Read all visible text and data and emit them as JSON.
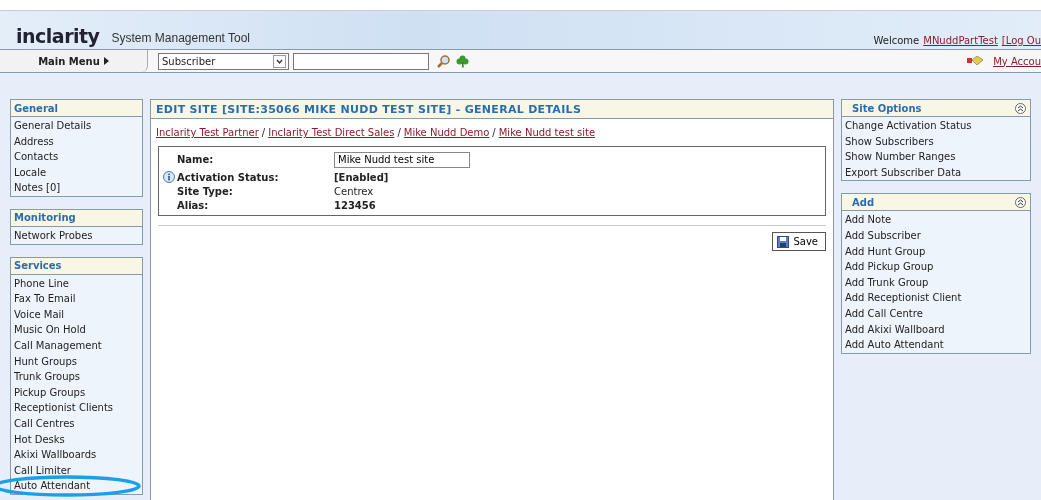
{
  "header": {
    "logo": "inclarity",
    "app_title": "System Management Tool",
    "welcome": "Welcome",
    "user": "MNuddPartTest",
    "logout": "[Log Ou"
  },
  "toolbar": {
    "main_menu": "Main Menu",
    "search_type": "Subscriber",
    "account": "My Accou"
  },
  "left_sidebar": [
    {
      "title": "General",
      "items": [
        {
          "label": "General Details",
          "circled": false
        },
        {
          "label": "Address",
          "circled": false
        },
        {
          "label": "Contacts",
          "circled": false
        },
        {
          "label": "Locale",
          "circled": false
        },
        {
          "label": "Notes [0]",
          "circled": false
        }
      ]
    },
    {
      "title": "Monitoring",
      "items": [
        {
          "label": "Network Probes",
          "circled": false
        }
      ]
    },
    {
      "title": "Services",
      "items": [
        {
          "label": "Phone Line",
          "circled": false
        },
        {
          "label": "Fax To Email",
          "circled": false
        },
        {
          "label": "Voice Mail",
          "circled": false
        },
        {
          "label": "Music On Hold",
          "circled": false
        },
        {
          "label": "Call Management",
          "circled": false
        },
        {
          "label": "Hunt Groups",
          "circled": false
        },
        {
          "label": "Trunk Groups",
          "circled": false
        },
        {
          "label": "Pickup Groups",
          "circled": false
        },
        {
          "label": "Receptionist Clients",
          "circled": false
        },
        {
          "label": "Call Centres",
          "circled": false
        },
        {
          "label": "Hot Desks",
          "circled": false
        },
        {
          "label": "Akixi Wallboards",
          "circled": false
        },
        {
          "label": "Call Limiter",
          "circled": false
        },
        {
          "label": "Auto Attendant",
          "circled": true
        }
      ]
    }
  ],
  "main": {
    "title": "EDIT SITE [SITE:35066 MIKE NUDD TEST SITE] - GENERAL DETAILS",
    "breadcrumb": [
      {
        "kind": "link",
        "text": "Inclarity Test Partner"
      },
      {
        "kind": "separator",
        "text": "/"
      },
      {
        "kind": "link",
        "text": "Inclarity Test Direct Sales"
      },
      {
        "kind": "separator",
        "text": "/"
      },
      {
        "kind": "link",
        "text": "Mike Nudd Demo"
      },
      {
        "kind": "separator",
        "text": "/"
      },
      {
        "kind": "link",
        "text": "Mike Nudd test site"
      }
    ],
    "fields": [
      {
        "label": "Name:",
        "kind": "input",
        "value": "Mike Nudd test site",
        "info": false
      },
      {
        "label": "Activation Status:",
        "kind": "bold",
        "value": "[Enabled]",
        "info": true
      },
      {
        "label": "Site Type:",
        "kind": "plain",
        "value": "Centrex",
        "info": false
      },
      {
        "label": "Alias:",
        "kind": "bold",
        "value": "123456",
        "info": false
      }
    ],
    "save": "Save"
  },
  "right_sidebar": [
    {
      "title": "Site Options",
      "items": [
        "Change Activation Status",
        "Show Subscribers",
        "Show Number Ranges",
        "Export Subscriber Data"
      ]
    },
    {
      "title": "Add",
      "items": [
        "Add Note",
        "Add Subscriber",
        "Add Hunt Group",
        "Add Pickup Group",
        "Add Trunk Group",
        "Add Receptionist Client",
        "Add Call Centre",
        "Add Akixi Wallboard",
        "Add Auto Attendant"
      ]
    }
  ]
}
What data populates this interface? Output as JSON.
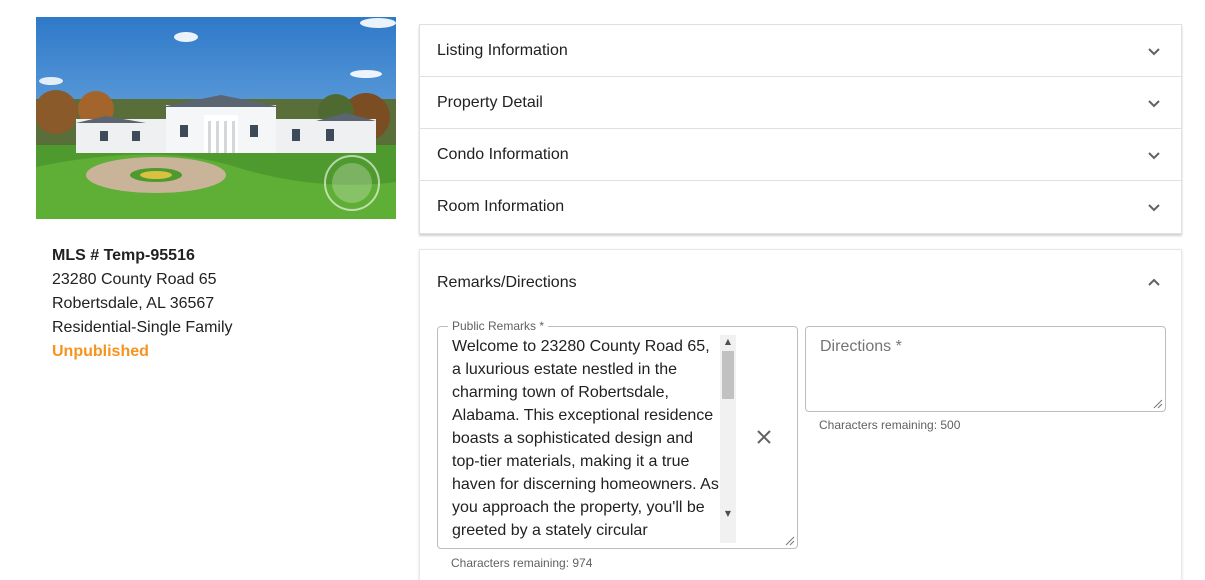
{
  "listing": {
    "image_alt": "Luxury white estate house with circular driveway",
    "mls_number": "MLS # Temp-95516",
    "address_line1": "23280 County Road 65",
    "address_line2": "Robertsdale, AL 36567",
    "property_type": "Residential-Single Family",
    "status": "Unpublished",
    "status_color": "#f7931e"
  },
  "accordion": {
    "sections": [
      {
        "label": "Listing Information",
        "expanded": false
      },
      {
        "label": "Property Detail",
        "expanded": false
      },
      {
        "label": "Condo Information",
        "expanded": false
      },
      {
        "label": "Room Information",
        "expanded": false
      }
    ]
  },
  "remarks_panel": {
    "title": "Remarks/Directions",
    "expanded": true,
    "public_remarks": {
      "label": "Public Remarks *",
      "value": "Welcome to 23280 County Road 65, a luxurious estate nestled in the charming town of Robertsdale, Alabama. This exceptional residence boasts a sophisticated design and top-tier materials, making it a true haven for discerning homeowners. As you approach the property, you'll be greeted by a stately circular",
      "helper": "Characters remaining: 974"
    },
    "directions": {
      "label": "Directions *",
      "value": "",
      "helper": "Characters remaining: 500"
    }
  }
}
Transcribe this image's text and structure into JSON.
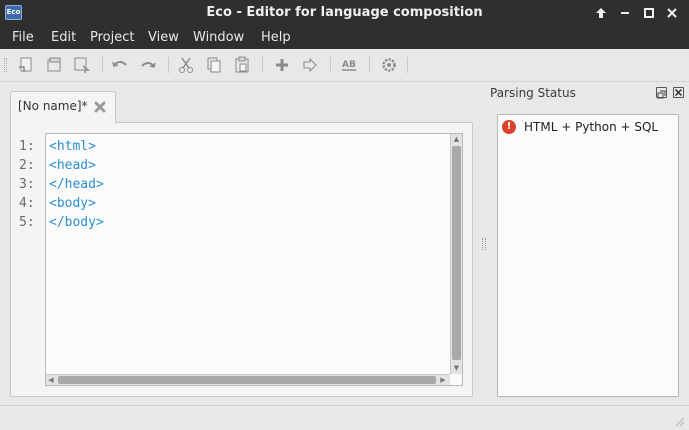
{
  "window": {
    "title": "Eco - Editor for language composition",
    "app_icon_text": "Eco",
    "controls": [
      "maximize-up",
      "minimize",
      "restore",
      "close"
    ]
  },
  "menu": {
    "items": [
      "File",
      "Edit",
      "Project",
      "View",
      "Window",
      "Help"
    ]
  },
  "toolbar": {
    "buttons": [
      {
        "name": "new-icon"
      },
      {
        "name": "open-icon"
      },
      {
        "name": "save-icon"
      },
      {
        "name": "undo-icon"
      },
      {
        "name": "redo-icon"
      },
      {
        "name": "cut-icon"
      },
      {
        "name": "copy-icon"
      },
      {
        "name": "paste-icon"
      },
      {
        "name": "add-language-box-icon"
      },
      {
        "name": "select-language-box-icon"
      },
      {
        "name": "parse-tree-icon"
      },
      {
        "name": "settings-icon"
      }
    ]
  },
  "editor": {
    "tab_label": "[No name]*",
    "line_numbers": [
      "1:",
      "2:",
      "3:",
      "4:",
      "5:"
    ],
    "lines": [
      "<html>",
      "<head>",
      "</head>",
      "<body>",
      "</body>"
    ],
    "code_color": "#2d8fd1"
  },
  "parsing_status": {
    "title": "Parsing Status",
    "items": [
      {
        "label": "HTML + Python + SQL",
        "status": "error",
        "status_color": "#d9412b"
      }
    ]
  }
}
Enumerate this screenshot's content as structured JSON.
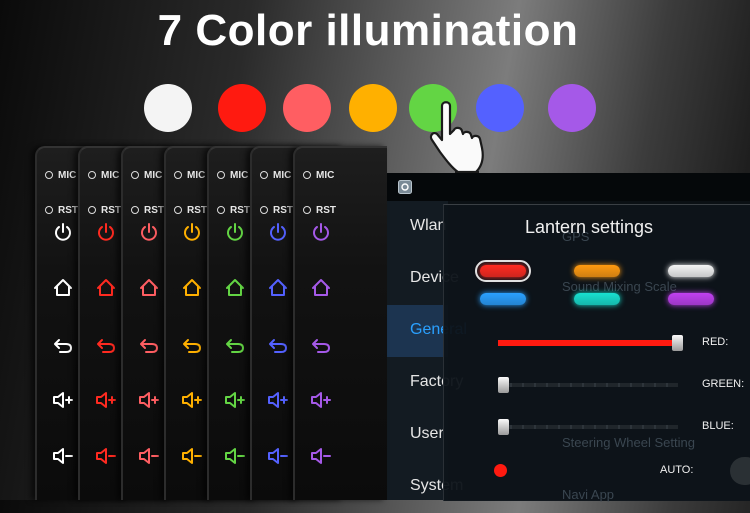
{
  "headline": "7 Color illumination",
  "swatches": [
    {
      "name": "white",
      "color": "#f4f4f4"
    },
    {
      "name": "red",
      "color": "#ff1a10"
    },
    {
      "name": "pink",
      "color": "#ff5e62"
    },
    {
      "name": "orange",
      "color": "#ffb000"
    },
    {
      "name": "green",
      "color": "#63d544"
    },
    {
      "name": "blue",
      "color": "#5461ff"
    },
    {
      "name": "purple",
      "color": "#a559e8"
    }
  ],
  "panels": [
    {
      "mic_label": "MIC",
      "rst_label": "RST",
      "icon_color": "#ffffff"
    },
    {
      "mic_label": "MIC",
      "rst_label": "RST",
      "icon_color": "#ff2a20"
    },
    {
      "mic_label": "MIC",
      "rst_label": "RST",
      "icon_color": "#ff5e62"
    },
    {
      "mic_label": "MIC",
      "rst_label": "RST",
      "icon_color": "#ffb000"
    },
    {
      "mic_label": "MIC",
      "rst_label": "RST",
      "icon_color": "#63d544"
    },
    {
      "mic_label": "MIC",
      "rst_label": "RST",
      "icon_color": "#5461ff"
    },
    {
      "mic_label": "MIC",
      "rst_label": "RST",
      "icon_color": "#a559e8"
    }
  ],
  "panel_buttons": [
    "power-icon",
    "home-icon",
    "back-icon",
    "volume-up-icon",
    "volume-down-icon"
  ],
  "settings_menu": {
    "items": [
      {
        "label": "Wlan",
        "icon": "wifi-icon",
        "active": false
      },
      {
        "label": "Device",
        "icon": "device-icon",
        "active": false
      },
      {
        "label": "General",
        "icon": "gear-icon",
        "active": true
      },
      {
        "label": "Factory",
        "icon": "tools-icon",
        "active": false
      },
      {
        "label": "User",
        "icon": "user-icon",
        "active": false
      },
      {
        "label": "System",
        "icon": "globe-icon",
        "active": false
      }
    ]
  },
  "background_list": [
    "GPS",
    "Sound Mixing Scale",
    "Steering Wheel Setting",
    "Navi App"
  ],
  "lantern": {
    "title": "Lantern settings",
    "presets": [
      {
        "color": "#ff2a20",
        "selected": true
      },
      {
        "color": "#ff9a10",
        "selected": false
      },
      {
        "color": "#f4f4f4",
        "selected": false
      },
      {
        "color": "#2aa0ff",
        "selected": false
      },
      {
        "color": "#18e0d0",
        "selected": false
      },
      {
        "color": "#c040f0",
        "selected": false
      }
    ],
    "sliders": [
      {
        "label": "RED:",
        "value": 1.0,
        "color": "#ff1a10"
      },
      {
        "label": "GREEN:",
        "value": 0.0,
        "color": "#1ec832"
      },
      {
        "label": "BLUE:",
        "value": 0.0,
        "color": "#2a6cff"
      }
    ],
    "auto_label": "AUTO:",
    "indicator_color": "#ff1a10"
  }
}
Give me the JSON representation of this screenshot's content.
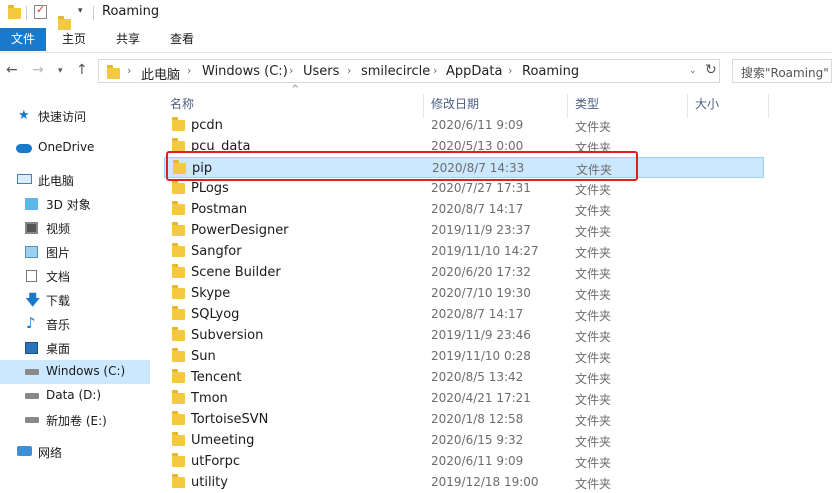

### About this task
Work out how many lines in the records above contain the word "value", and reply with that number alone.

### Written answer
9